TUVALUANS SEEK REFUGE IN FIJI ISLANDS AND NEW ZEALAND
SUVA, Fiji Islands (Feb. 23, 2000 - The Fiji Times/PINA Nius Online)---Tuvalu islanders will seek refuge in Fiji and New Zealand as the threat of losing their homes increases.
Scientists project that the group of atolls will disappear beneath the sea as part of the environmental changes attributed to the Greenhouse Effect.
The Agence France-Presse news agency quoted Tuvalu Prime Minister Ionatana Ionatana as saying Fiji was relaxing its policy and bending its laws to allow Tuvalu islanders to take refuge and become permanent residents here.
Mr. Ionatana is reported to have told Radio New Zealand that some of his 11,000 people wanted to leave in the face of a rising sea level and wanted access to New Zealand, Australia and Fiji.
"Tuvaluans are seeking a place that they can permanently migrate to, should the high tides eventually make our home uninhabitable.
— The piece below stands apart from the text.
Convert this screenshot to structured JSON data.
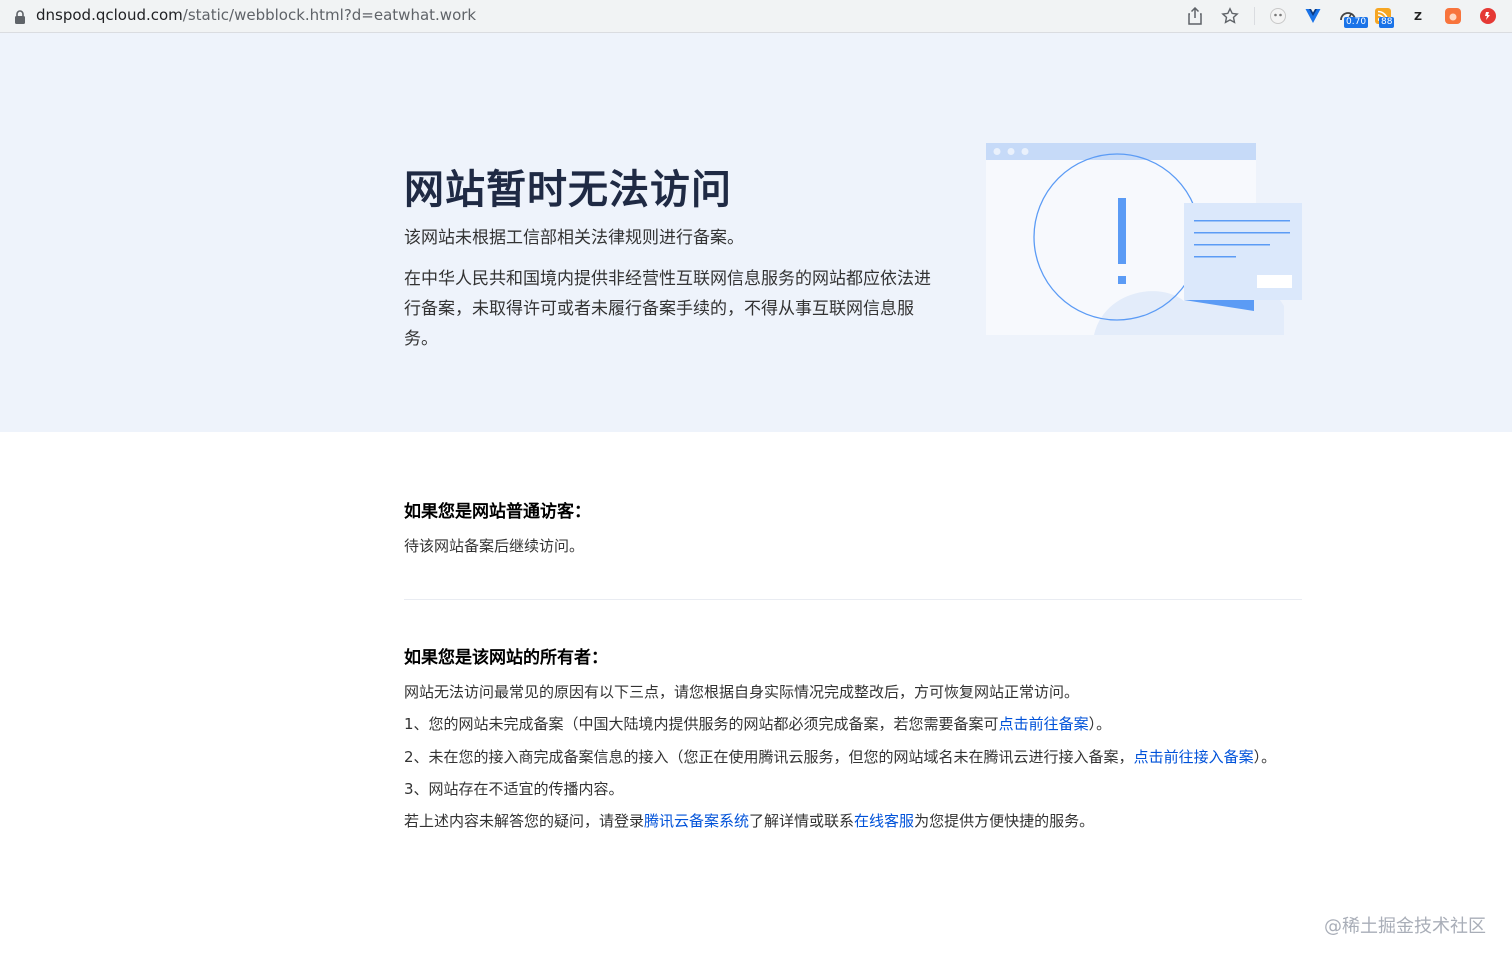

Other island peoples have agreements to stay permanently in New Zealand. Tuvalu is, of course, a Pacific nation, and the present arrangement is not satisfactory.
"Fiji is relaxing its policy, bending its law, to allow for Tuvaluans to stay permanently with relatives. I am expecting New Zealand to do a lot more than what Fiji can do because Australia has not been forthcoming."
Foreign Affairs Minister Dr. Tupeni Baba last night was unaware of the move to relax immigration policy.
Dr. Baba said a group of scientists from Monash University in Australia had said that it would take another 20 years to determine whether rising sea levels posed a threat to Pacific islands.
Meanwhile, Fiji's Daily Post carried a news agency report from Wellington saying Tuvalu Prime Minister Ionatana felt "slighted" that New Zealand Prime Minister Helen Clark and other senior ministers refused to meet him to discuss the future of his country.
Clark told the New Zealand Press Association she had not met Ionatana so far because he had stayed in Auckland instead of coming to Wellington where official meetings are held.
She said she was trying to set up a meeting yesterday. "I have asked officials to see if he can come down today, but he has been sitting in Auckland," she said.
Ionatana told National Radio he would try to meet Clark during the Pacific Islands Forum later this year.
"Tuvaluans are seeking a place they can permanently migrate to should the high tides eventually makes our homes uninhabitable," he said.
Unusually high tides lapped at the doors of seaside homes and blocked some roads in Tuvalu during the weekend, the Daily Post reported.